- Hall A, Finnegan T, Alberg C. Realising Genomics in Clinical Practice. PHG Foundation. 2014. ISBN 978-1-907198-15-1.Google Scholar
- Antoniou AC, Cunningham AP, Peto J, Evans DG, Lalloo F, Narod SA, et al. The BOADICEA model of genetic susceptibility to breast and ovarian cancers: updates and extensions. Br J Cancer. 2008;98:1457–66.View ArticlePubMedPubMed CentralGoogle Scholar
- Petrucelli N, Daly M & Feldman G. BRCA1 and BRCA2 hereditary breast and ovarian cancer. In: Pagon RA, Adam MP, Ardinger HH, et al., editors. GeneReviews [internet]. Seattle (WA): University of Washington, Seattle, 1993–2015. Available at: http://www.ncbi.nlm.nih.gov/books/NBK1247/ Accessed 5 March 2015.
- Song H, Cicek MS, Dicks E, Harrington P, Ramus SJ, Cunningham JM, et al. The contribution of deleterious germline mutations in BRCA1, BRCA2 and the mismatch repair genes to ovarian cancer in the population. Hum Mol Genet. 2014;23:4703–9.View ArticlePubMedPubMed CentralGoogle Scholar
- Ford D, Easton DF, Stratton M, Narod S, Goldgar D, Devilee P, et al. Genetic heterogeneity and penetrance analysis of the BRCA1 and BRCA2 genes in breast cancer families. The Breast Cancer Linkage Consortium. Am J Hum Genet. 1998;62:676–89.View ArticlePubMedPubMed CentralGoogle Scholar

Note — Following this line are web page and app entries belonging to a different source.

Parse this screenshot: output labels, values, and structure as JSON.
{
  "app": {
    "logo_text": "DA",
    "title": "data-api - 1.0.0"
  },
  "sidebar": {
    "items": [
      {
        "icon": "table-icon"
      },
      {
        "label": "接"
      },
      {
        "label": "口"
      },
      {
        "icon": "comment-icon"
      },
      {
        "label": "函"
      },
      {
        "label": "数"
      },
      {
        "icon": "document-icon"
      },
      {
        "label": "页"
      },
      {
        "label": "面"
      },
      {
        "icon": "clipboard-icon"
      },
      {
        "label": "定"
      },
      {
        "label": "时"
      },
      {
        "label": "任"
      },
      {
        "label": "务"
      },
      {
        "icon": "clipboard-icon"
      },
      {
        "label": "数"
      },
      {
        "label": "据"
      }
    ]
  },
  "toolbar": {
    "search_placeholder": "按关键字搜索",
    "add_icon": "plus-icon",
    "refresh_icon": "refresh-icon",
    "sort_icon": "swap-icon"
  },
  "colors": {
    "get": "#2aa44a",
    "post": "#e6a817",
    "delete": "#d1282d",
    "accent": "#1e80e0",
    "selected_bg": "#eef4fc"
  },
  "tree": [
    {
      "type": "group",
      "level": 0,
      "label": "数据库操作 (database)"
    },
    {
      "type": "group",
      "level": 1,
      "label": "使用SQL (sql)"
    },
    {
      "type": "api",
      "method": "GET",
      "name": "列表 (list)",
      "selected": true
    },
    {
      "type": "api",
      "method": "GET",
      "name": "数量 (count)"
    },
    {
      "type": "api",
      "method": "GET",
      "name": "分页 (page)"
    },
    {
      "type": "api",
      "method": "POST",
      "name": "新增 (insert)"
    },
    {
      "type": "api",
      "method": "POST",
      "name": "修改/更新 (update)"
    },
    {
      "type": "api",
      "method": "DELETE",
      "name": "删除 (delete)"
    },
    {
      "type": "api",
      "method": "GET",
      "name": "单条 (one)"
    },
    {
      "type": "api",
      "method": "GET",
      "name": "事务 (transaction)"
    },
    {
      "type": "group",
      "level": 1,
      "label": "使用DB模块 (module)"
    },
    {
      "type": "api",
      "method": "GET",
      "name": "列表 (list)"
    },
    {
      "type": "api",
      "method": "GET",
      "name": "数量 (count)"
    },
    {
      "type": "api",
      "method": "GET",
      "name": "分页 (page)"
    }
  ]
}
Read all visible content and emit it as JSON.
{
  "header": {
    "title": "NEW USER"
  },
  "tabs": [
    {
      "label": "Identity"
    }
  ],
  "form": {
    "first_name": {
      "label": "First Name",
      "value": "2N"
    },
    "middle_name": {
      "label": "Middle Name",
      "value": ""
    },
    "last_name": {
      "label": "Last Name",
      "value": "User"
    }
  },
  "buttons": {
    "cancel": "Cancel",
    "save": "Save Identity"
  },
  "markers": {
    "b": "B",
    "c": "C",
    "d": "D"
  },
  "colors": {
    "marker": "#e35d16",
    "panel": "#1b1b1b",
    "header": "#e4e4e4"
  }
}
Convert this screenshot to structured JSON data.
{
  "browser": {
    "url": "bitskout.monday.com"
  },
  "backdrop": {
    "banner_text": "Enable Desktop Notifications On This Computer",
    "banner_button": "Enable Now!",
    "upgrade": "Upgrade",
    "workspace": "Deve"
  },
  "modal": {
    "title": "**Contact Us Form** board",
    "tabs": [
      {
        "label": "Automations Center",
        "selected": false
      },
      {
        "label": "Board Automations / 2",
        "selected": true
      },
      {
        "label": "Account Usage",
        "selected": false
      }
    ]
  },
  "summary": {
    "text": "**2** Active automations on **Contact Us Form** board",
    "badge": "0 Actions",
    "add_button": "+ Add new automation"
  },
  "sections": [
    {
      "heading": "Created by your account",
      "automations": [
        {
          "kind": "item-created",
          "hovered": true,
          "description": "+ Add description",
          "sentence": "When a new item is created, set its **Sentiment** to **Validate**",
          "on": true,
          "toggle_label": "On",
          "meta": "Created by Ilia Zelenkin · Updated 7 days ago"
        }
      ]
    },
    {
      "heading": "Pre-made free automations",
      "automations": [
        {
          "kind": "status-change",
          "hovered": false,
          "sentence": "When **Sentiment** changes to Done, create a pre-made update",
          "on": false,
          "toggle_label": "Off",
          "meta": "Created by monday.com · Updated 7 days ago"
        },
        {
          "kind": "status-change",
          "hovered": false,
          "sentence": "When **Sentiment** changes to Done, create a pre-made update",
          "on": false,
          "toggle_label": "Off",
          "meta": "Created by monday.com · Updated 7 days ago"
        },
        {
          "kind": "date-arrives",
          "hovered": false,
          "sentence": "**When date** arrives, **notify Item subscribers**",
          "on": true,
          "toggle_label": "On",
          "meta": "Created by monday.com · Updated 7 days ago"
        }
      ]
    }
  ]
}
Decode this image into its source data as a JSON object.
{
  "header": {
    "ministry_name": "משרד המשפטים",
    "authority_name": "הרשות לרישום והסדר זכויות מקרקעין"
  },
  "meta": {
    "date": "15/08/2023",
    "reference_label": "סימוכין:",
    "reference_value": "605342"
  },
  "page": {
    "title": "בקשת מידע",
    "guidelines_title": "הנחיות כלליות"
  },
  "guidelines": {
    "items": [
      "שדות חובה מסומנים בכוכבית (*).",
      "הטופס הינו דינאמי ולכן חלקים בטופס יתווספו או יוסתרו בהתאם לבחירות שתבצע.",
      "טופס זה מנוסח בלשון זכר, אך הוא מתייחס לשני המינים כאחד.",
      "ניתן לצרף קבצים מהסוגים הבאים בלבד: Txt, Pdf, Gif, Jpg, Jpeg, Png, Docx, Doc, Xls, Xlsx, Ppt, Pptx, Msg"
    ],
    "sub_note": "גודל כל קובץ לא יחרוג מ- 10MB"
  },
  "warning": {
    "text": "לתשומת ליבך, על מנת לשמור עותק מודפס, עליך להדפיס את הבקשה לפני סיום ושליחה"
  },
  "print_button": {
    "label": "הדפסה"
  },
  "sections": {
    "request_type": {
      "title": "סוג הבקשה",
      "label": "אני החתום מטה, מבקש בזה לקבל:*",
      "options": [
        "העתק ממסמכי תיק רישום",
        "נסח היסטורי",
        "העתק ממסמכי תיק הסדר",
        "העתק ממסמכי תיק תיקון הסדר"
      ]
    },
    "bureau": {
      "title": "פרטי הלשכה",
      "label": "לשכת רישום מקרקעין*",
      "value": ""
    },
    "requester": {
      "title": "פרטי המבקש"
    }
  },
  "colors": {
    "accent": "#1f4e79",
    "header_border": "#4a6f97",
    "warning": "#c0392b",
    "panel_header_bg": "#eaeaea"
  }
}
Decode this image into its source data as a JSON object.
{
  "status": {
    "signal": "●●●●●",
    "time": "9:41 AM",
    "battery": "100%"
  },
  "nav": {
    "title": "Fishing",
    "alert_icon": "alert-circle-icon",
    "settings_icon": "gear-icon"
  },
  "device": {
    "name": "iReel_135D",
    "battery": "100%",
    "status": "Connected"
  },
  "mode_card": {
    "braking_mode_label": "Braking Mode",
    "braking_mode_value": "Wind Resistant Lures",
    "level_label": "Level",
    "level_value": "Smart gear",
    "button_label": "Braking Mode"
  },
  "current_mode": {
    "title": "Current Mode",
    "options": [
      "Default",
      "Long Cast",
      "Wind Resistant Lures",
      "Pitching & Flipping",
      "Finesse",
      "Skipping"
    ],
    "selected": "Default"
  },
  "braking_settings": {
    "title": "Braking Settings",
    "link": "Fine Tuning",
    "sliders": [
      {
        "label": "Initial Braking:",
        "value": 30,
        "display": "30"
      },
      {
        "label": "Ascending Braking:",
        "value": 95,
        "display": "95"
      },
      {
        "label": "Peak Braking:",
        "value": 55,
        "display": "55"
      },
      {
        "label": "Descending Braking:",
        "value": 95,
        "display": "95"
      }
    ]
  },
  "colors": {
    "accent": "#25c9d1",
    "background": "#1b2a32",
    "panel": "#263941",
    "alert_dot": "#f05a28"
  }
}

- Mavaddat N, Peock S, Frost D, Ellis S, Platte R, Fineberg E, et al. Cancer Risks for BRCA1 and BRCA2 Mutation Carriers: Results from Prospective Analysis of EMBRACE. J Natl Cancer Inst. 2013;105:812–22.View ArticlePubMedGoogle Scholar
- Chen S, Parmigiani G. Meta-Analysis of BRCA1 and BRCA2 Penetrance. J Clin Oncol. 2007;25:1329–33.View ArticlePubMedPubMed CentralGoogle Scholar
- Antoniou A, Pharoah PDP, Narod S, Risch HA, Eyfjord JE, Hopper JL, et al. Average risks of breast and ovarian cancer associated with BRCA1 and BRCA2 mutations detected in case seris unselected for family history: a combined analysis of 22 studies. Am J Hum Genet. 2003;72:1117–30.View ArticlePubMedPubMed CentralGoogle Scholar
- Van Der Kolk D, De Bock GH, Leegte BK, Schaapveld M, Mourits MJE, De Vries J, et al. Penetrance of breast cancer, ovarian cancer and contralateral breast cancer in BRCA1 and BRCA2 families: high cancer incidence at older age. Breast Cancer Res Treat. 2010;124:643–51.View ArticlePubMedGoogle Scholar
- Cancer Research UK website: Breast Cancer Key Stats, 2014. Available at: http://www.cancerresearchuk.org/cancer-info/cancerstats/keyfacts/breast-cancer/ Accessed 5 March 2015.
- Palomaki GE. Is it time for BRCA1/2 mutation screening in the general adult population?: impact of population characteristics. Genet Med. 2015;17:24–6.View ArticlePubMedGoogle Scholar
- Dewey FE, Grove ME, Pan C, Goldstein BA, Bernstein JA, Chaib H, et al. Clinical Interpretation and Implications of Whole-Genome Sequencing. JAMA. 2014;311:1035–44.View ArticlePubMedPubMed CentralGoogle Scholar
- Bennette CS, Gallego CJ, Burke W, Jarvik GP, Veenstra DL. The cost-effectiveness of returning incidental findings from next-generation genomic sequencing. Genet Med 2014 Nov 13. doi:https://doi.org/10.1038/gim.2014.156 [Epub ahead of print].
- Green RC, Berg JS, Grody WW, Kalia SS, Korf BR, Martin CL, et al. ACMG recommendation for reporting of incidental findings in clinical exome and genome sequencing. Genet Med. 2013;15:565–74.View ArticlePubMedPubMed CentralGoogle Scholar
- American College of Medical Genetics and Genomics. Incidental findings in clinical genomics: a clarification. Genet Med. 2013;15:664–6.View ArticleGoogle Scholar
- Van El CG, Cornel MC, Borry P, Hastings RJ, Fellmann F, Hodgson SV, et al. Whole-genome sequencing in health care. Eur J Hum Genet. 2013;21:S1–5.View ArticlePubMedPubMed CentralGoogle Scholar